One of the country’s leading political scientists, Professor John Makumbe, has said that MDC-T leader Prime Minister Morgan Tsvangirai, and not any other political party, can defeat President Robert Mugabe in the next elections.
Makumbe described the presidential elections as a “two-horse race” between President Mugabe and Tsvangirai, although other parties’ leaders’ names had been thrown into the election ring.
MDC-M president Arthur Mutambara, Simba Makoni of the Mavambo/Dawn/Khusile party, and Dumiso Dabengwa, the Zapu leader, are other contenders for the country’s top political hot seat.
Speaking at an election reporting workshop organised by Radio Voice of the People in Harare, Makumbe said the polarisation existing in the country made the battle that of President Mugabe and Tsvangirai.
“It is Tsvangirai alone who can overthrow Mugabe, there is no middle ground. People will vote MDC-T not necessarily because they want Tsvangirai, but because they want Zanu PF out.
“Polarisation existing in the country makes the elections a two-horse race,” said Makumbe.
He said although there were other political parties which mushroomed a few years ago and would contest the elections, their formation was ill-timed.
Makoni, a former Zanu PF minister, broke away to form Mavambo ahead of the 2008 harmonised elections, while Dabengwa defected at around the same time.
“At the moment, people are not looking for a political party, they are trying to get rid of a political party which is Zanu PF,” Makumbe said.
He said if elections were ridden with violence and Tsvangirai pulled out, that would leave President Mugabe with a legitimacy crisis that would again lead to the formation of another GNU.
“If (President) Mugabe runs the elections with other smaller parties in the event that Tsvangirai pulls out, he will not be recognised. It is either he runs the elections with Tsvangirai, or he will suffer a legitimacy crisis.”
Makumbe however said the country was not ready for elections.
“Zimbabwe will never be ready for elections. The political environment is worse rather than better. There should be a level of political understanding which is non-existent; national healing failed to take off, institutions need to be de-militarised, among other prerequisites.
Zimbabwe Media Commission member Mathew Takaona also expressed concern over the prospects of a violent poll next year.
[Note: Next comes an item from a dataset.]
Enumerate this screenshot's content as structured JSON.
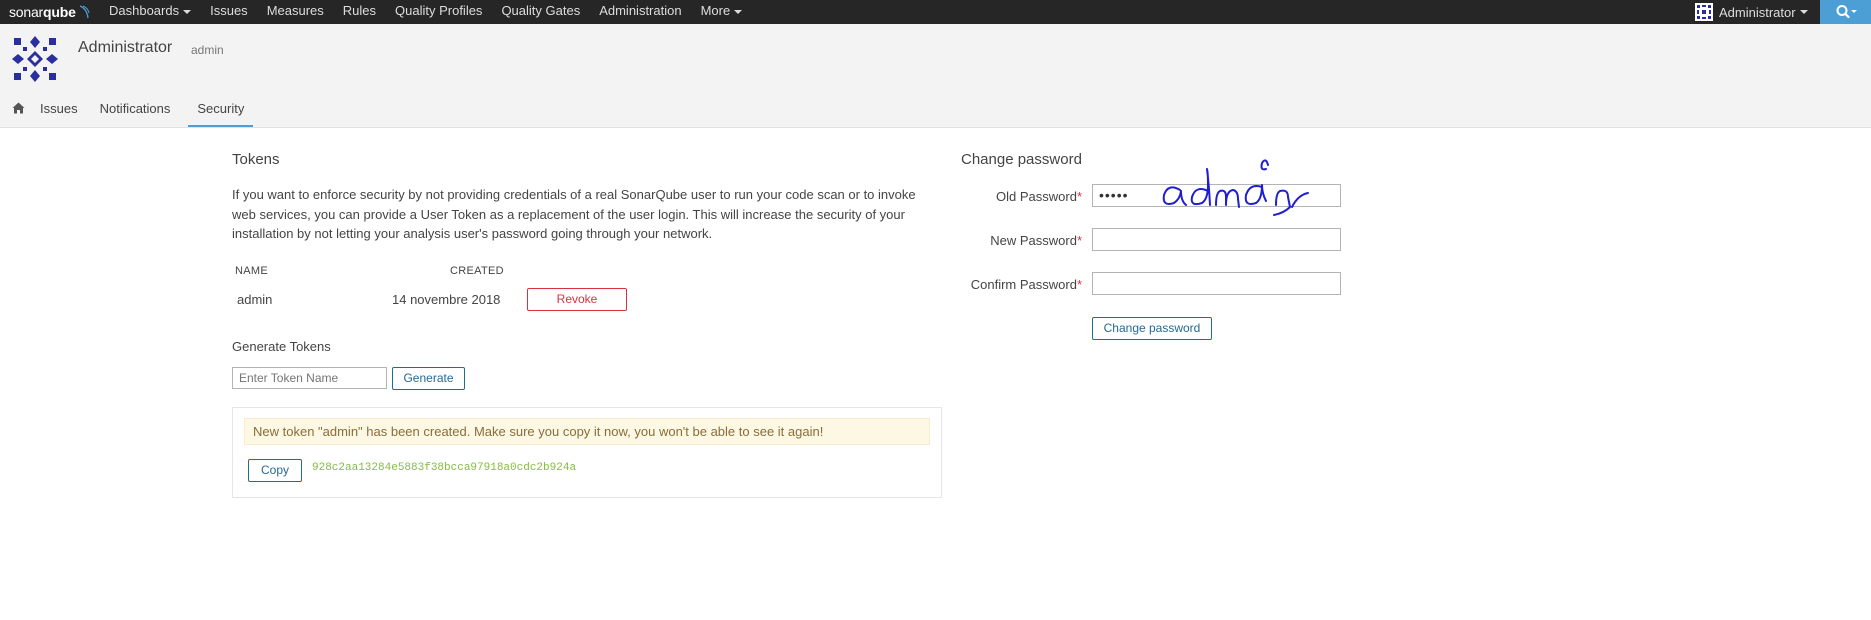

“Many Zimbabweans are resisting the elections because of the violence that usually accompanies elections in Zimbabwe. As an individual, I am also against the elections,” said Takaona.
He urged the media to play a role to ensure peaceful elections if they were to go ahead.